Additionally, Tor.com has published the prologue and first two chapters of Words of Radiance for eager fans to read, read again, devour, and analyze. March 4th can’t come soon enough, can it?
Publisher: Doubleday -
Pages: 384 -
Full of Pratchett’s trademark wit and humor, Raising Steam is a tour de force of comedic fantasy and proves that despite recent health issues and uncertainty about his future as a novelist, Terry Pratchett is still a wordsmith and storyteller at the top of his game.
Steam power has come to Discworld and caught in the middle of it all is the irascible (but oh-so-lovable) Moist von Lipwig, the golden-tongued swindler and conman. As if running the Royal Mint, Royal Bank and Post Office of Ankh-Morpork wasn’t enough, Moist is quickly thrown to the wolves after being named (err… forced) by Lord Venitari to the role of civil representative for the new railway system as it spreads its tendrils through Discworld, maneuvering between mountains of trouble (literal, figurative and, well, always enormous) at every turn.

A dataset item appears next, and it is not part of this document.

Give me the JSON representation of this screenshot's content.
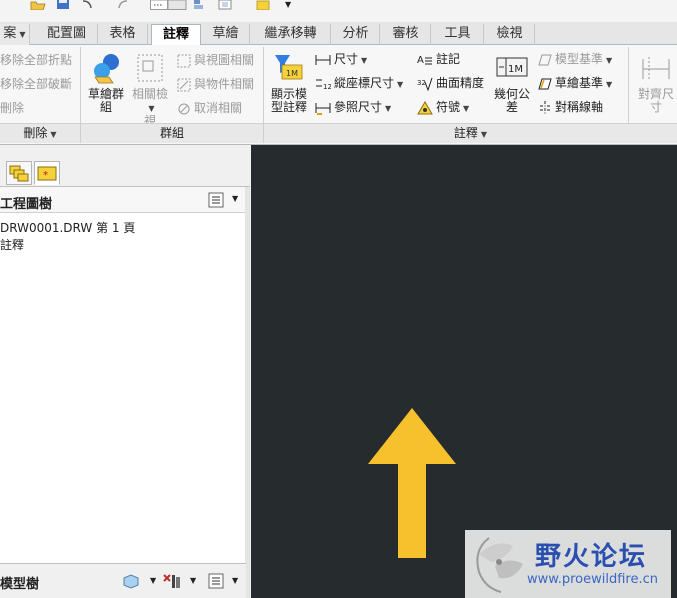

Moist von Lipwig, who should be recognizable to Discworld fans for his appearance in some of Pratchett’s most loved novels, returns to the Ankh-Morpork’s spotlight after being handed the responsibility of handling the next great invention on Discworld: the steam engine. As expected, hilarity and much fuss ensues, leaving Moist to navigate the politics and fast-moving (no pun intended) world of steam-powered locomotion. Add to this a civil war among the dwarfs, who are none-too-fond of the new-fangled railway, and you’ve got a story that’s chockfull of amusing misadventures, hair raising escapes and, as Pratchett fans will expect, a few genuinely tender and perceptive moments, too. Read More »
Lightning in a Bottle, an unfilmable story.

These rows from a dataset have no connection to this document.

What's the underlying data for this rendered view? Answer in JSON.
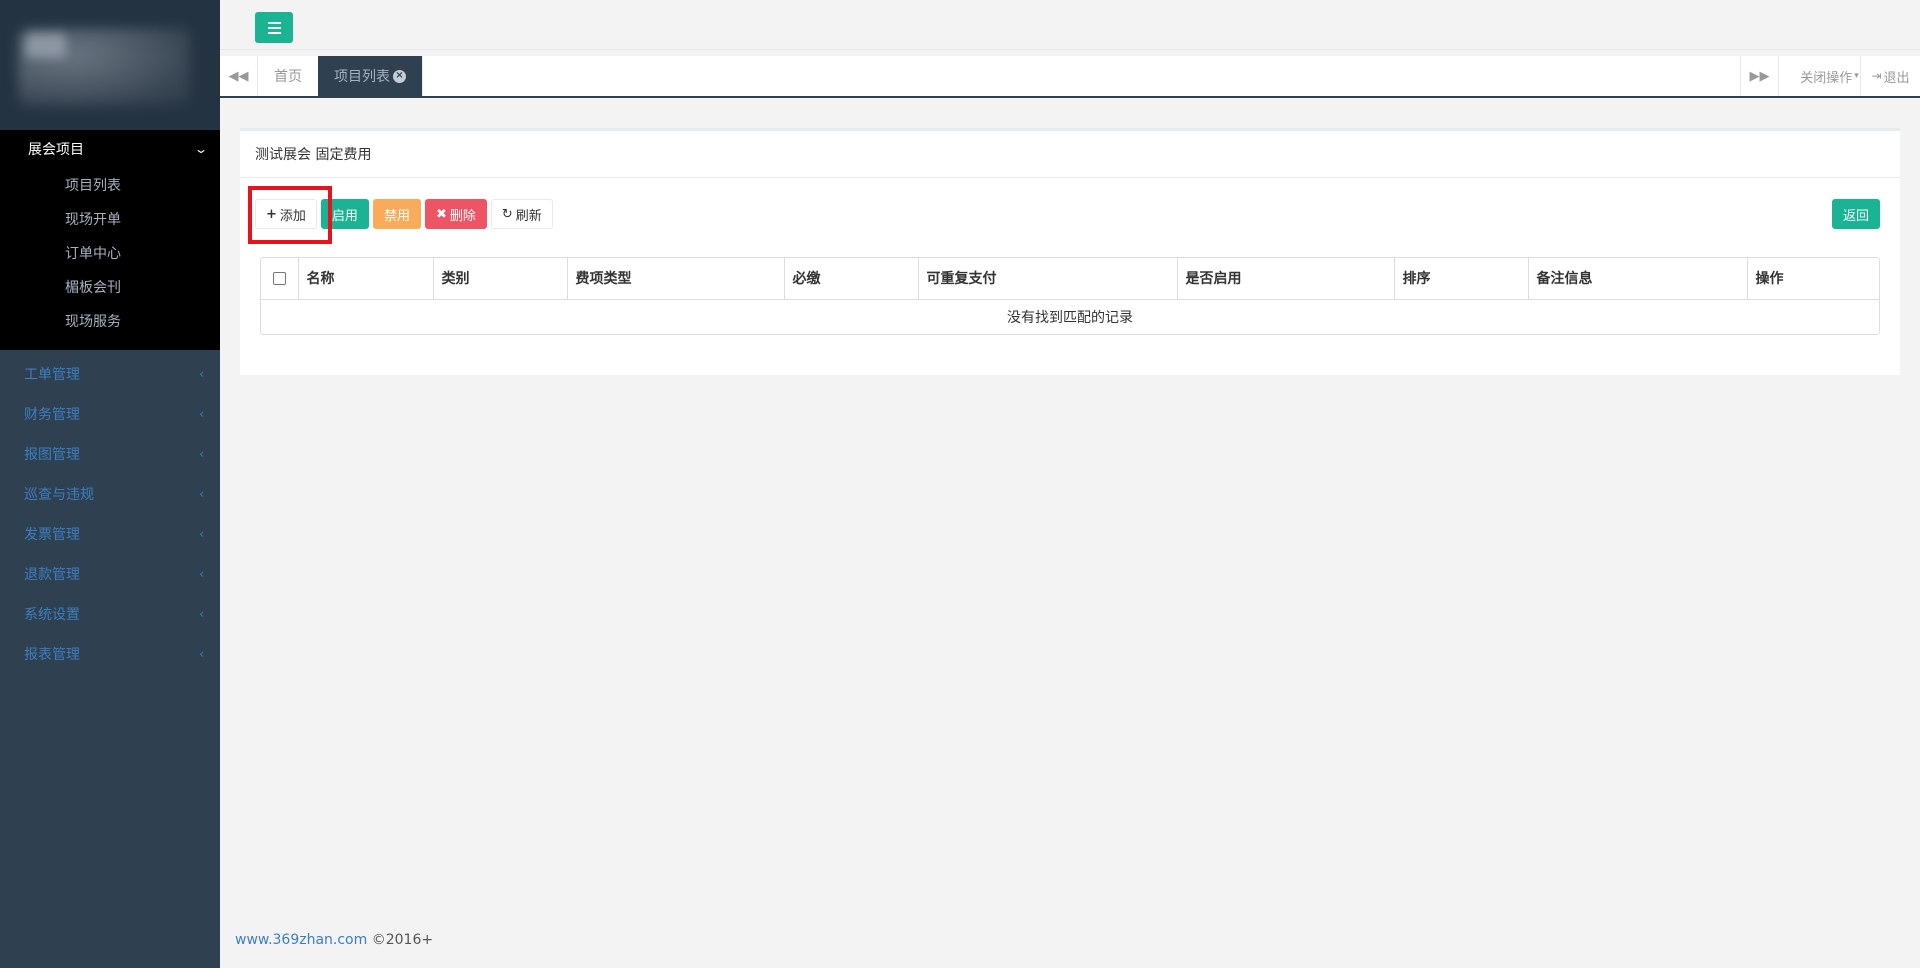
{
  "sidebar": {
    "active_menu": "展会项目",
    "sub_items": [
      "项目列表",
      "现场开单",
      "订单中心",
      "楣板会刊",
      "现场服务"
    ],
    "nav_items": [
      "工单管理",
      "财务管理",
      "报图管理",
      "巡查与违规",
      "发票管理",
      "退款管理",
      "系统设置",
      "报表管理"
    ]
  },
  "tabs": {
    "home": "首页",
    "active": "项目列表",
    "close_ops": "关闭操作",
    "logout": "退出"
  },
  "panel": {
    "title": "测试展会 固定费用"
  },
  "toolbar": {
    "add": "添加",
    "enable": "启用",
    "disable": "禁用",
    "delete": "删除",
    "refresh": "刷新",
    "back": "返回"
  },
  "table": {
    "columns": [
      "名称",
      "类别",
      "费项类型",
      "必缴",
      "可重复支付",
      "是否启用",
      "排序",
      "备注信息",
      "操作"
    ],
    "empty_text": "没有找到匹配的记录"
  },
  "footer": {
    "link": "www.369zhan.com",
    "copyright": "©2016+"
  },
  "colors": {
    "sidebar_bg": "#2f4050",
    "accent_green": "#1ab394",
    "warning_orange": "#f8ac59",
    "danger_red": "#ed5565",
    "highlight_red": "#e8121c"
  }
}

Last year, after a decade of speculation, failed starts and mountains of expectation, Peter Jackson released The Hobbit: An Unexpected Journey, the first in a trilogy of films adapting J.R.R. Tolkien’s classic fantasy novel, The Hobbit, for the big screen. Following in the footsteps of its bigger brother, Jackson’s adaptation of Lord of the Rings, a modern film classic in its own right, The Hobbit was almost destined to disappoint. With his first trilogy, Jackson captured lightning in a bottle. He took the movie industry by storm, and revitalized mainstream excitement for fantasy to a level not seen since the ’80s. He did so, somehow, by executing an enormous passion project that seemed almost impossible under the circumstances: no major stars, a production and special effects company that no one had heard of, a story deemed unfilmable by many fans, and a film industry that had not seen anything of its scale since Lucas’ Star Wars (which, in itself, faced many challenges and doubters before it found success.)
When Jackson first approached New Line Cinema, he pitched them on an adaptation of The Hobbit, with a two-film adaptation of Lord of the Rings to follow. As these things go, film rights to The Hobbit were split between two companies (which would again later impede production of The Hobbit trilogy we know today), while Lord of the Rings was entirely under the umbrella of New Line Cinema’s owner, Saul Zaentz. Jackson, a relative unknown in the world of big budget Hollywood films, was given the reigns to one of the most revered entertainment properties in the world. Read More »